In Q Jesus speaks of himself and his followers as envoys of God's wisdom (sophia) (Luke 11:49; Matt 11:16-19, as we shall see next week). In Paul's circles we see this being applied not just to Jesus' ministry, but to his life as a whole: he is God's Son whom God sent into the world (Gal 4:3; Rom 8:3). In the tradition of John's gospel this became so central that Jesus regularly refers to God as 'The one who sent me' and sending here refers to sending from the heavenly realm to become flesh and dwell among us. The envoy represents the sender, so that to respond to Jesus is to respond to God. In terms of an encounter he is effectively God, God's Word, although John never forgets that he is also separate from God and subordinate to God, carrying out the Father's will.

Do we extend the same sense of authority to the ones Jesus sent? That is certainly the logic of this verse and of this way of thinking. It can also lead us into our own home grown heresy when we forget that we are envoys and begin to think we are God. It is also the kind of model which invested the church's ministry with enormous prestige. It distorts our understanding of our ministry and the ministry of Jesus when we fail to see the lines of authority. This danger is one of the weaknesses of the envoy model. Your response to me is your response to God - who dares claim this? But wait...

10:41 sounds similar to 10:40, except that it specifies 'prophets' and 'righteous' (maybe a technical term in Matthew for a form of leadership?). In 23:34 Jesus speaks of sending 'prophets and sages and scribes'. 10:41 shifts the emphasis to receiving the reward of a prophet. It is a significant shift in focus and addresses a problem which doubtless many of Matthew's hearers would have felt and many face today. What if I am not an apostle or a prophet or out there in the front line? What if all my responsibilities which are important to me mean I simply cannot fulfil them and be carrying official church roles as well? At one level Matthew is saying: welcoming and supporting such people warrants the same reward.

Something is happening here which definitely undercuts a sense of hierarchy. Ordinary people get the same reward as the high flyers or the necessarily public functionaries, the envoys. Matthew uses the language of reward not to incite our consumer imagination, but to evoke an image of God's favour. Matthew wants us to believe that it is just as rewarding to be on the supporting side of these ministries as to be exercising them. We don't have to feel we have to do everything ourselves! Paul would say, it is OK to be part of the body; you don't have to be a foot if you are a hand.
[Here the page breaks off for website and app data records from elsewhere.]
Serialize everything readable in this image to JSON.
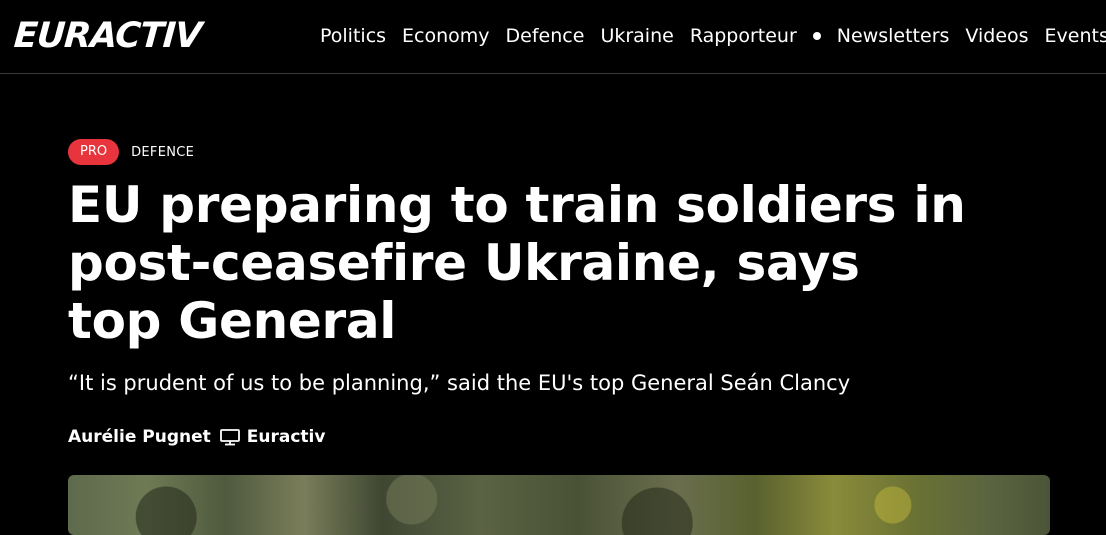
{
  "header": {
    "logo": "EURACTIV",
    "nav": [
      "Politics",
      "Economy",
      "Defence",
      "Ukraine",
      "Rapporteur"
    ],
    "nav_secondary": [
      "Newsletters",
      "Videos",
      "Events"
    ]
  },
  "article": {
    "badge": "PRO",
    "section": "DEFENCE",
    "headline": "EU preparing to train soldiers in post-ceasefire Ukraine, says top General",
    "subtitle": "“It is prudent of us to be planning,” said the EU's top General Seán Clancy",
    "author": "Aurélie Pugnet",
    "source_icon": "monitor-icon",
    "source": "Euractiv"
  },
  "colors": {
    "background": "#000000",
    "badge": "#e8343c",
    "text": "#ffffff"
  }
}
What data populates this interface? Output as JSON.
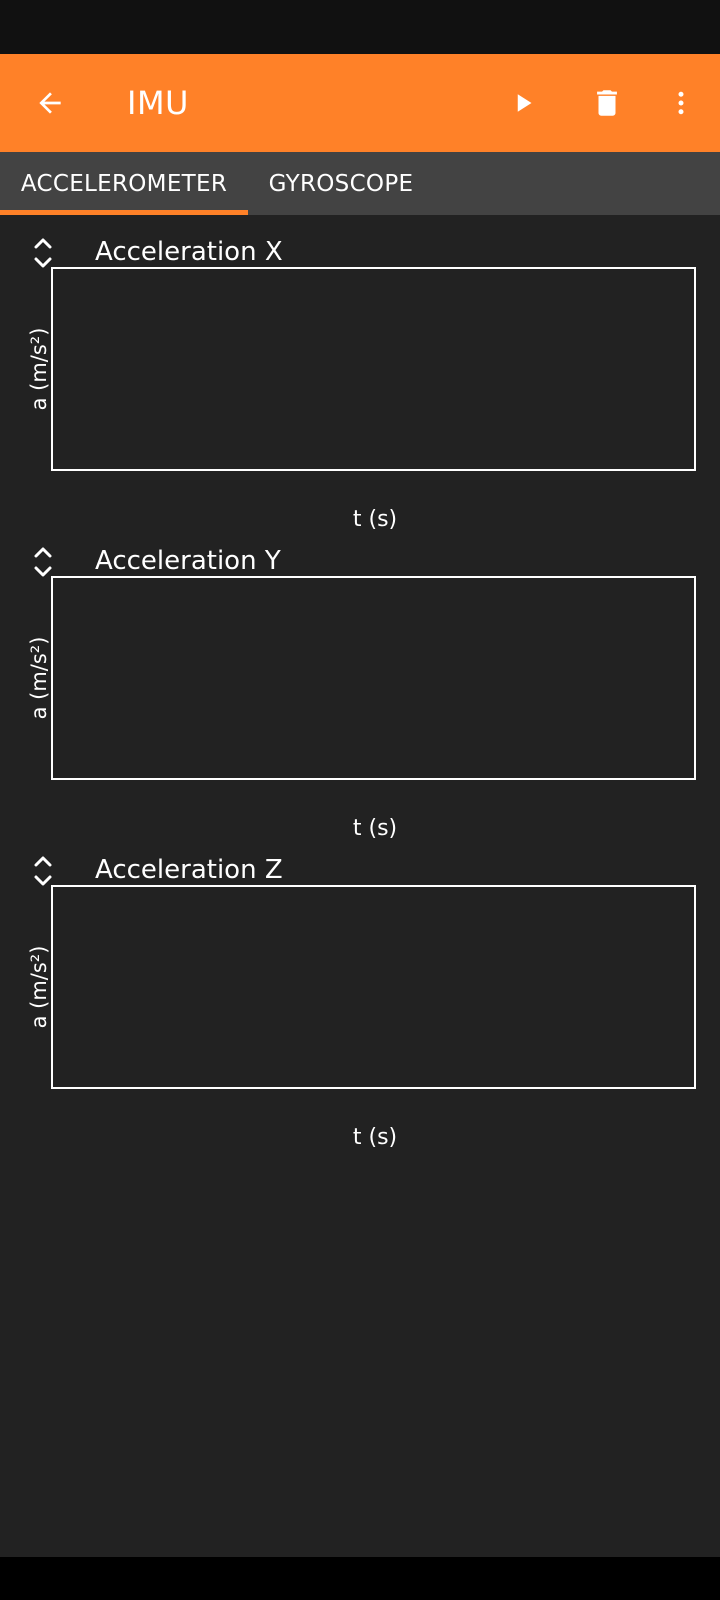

10:42 takes us one step further. It speaks of 'little ones'. This appears to be a term with which members of the community described themselves. Caring within the community is also ministry. This trio of verses sets side by side: welcoming Christ, supporting ministry, and caring for one another. In the final speech of Jesus' ministry in Matthew, Jesus tells the parable of the sheep and the goats, which takes this to its widest conclusion 25:31-46). Your caring for people in need (and probably in that context not only those in your church community) stands on the same level as your response to Christ. Back to our question above: Your response to me is your response to God - who dares claim this? Here it finds a radical answer.

Many people could feel disenfranchised by all this talk about apostles and ministry in Matthew 10 until we reach these final verses. Here in these verses is an opportunity to address that feeling and affirm mutual ownership of the gift given to all of us to own and to exercise: allowing ourselves to be involved in God's life in the world. And what could be more natural than that and more inclusive!

Epistle: Pentecost 4: 2 July Romans 6:12-23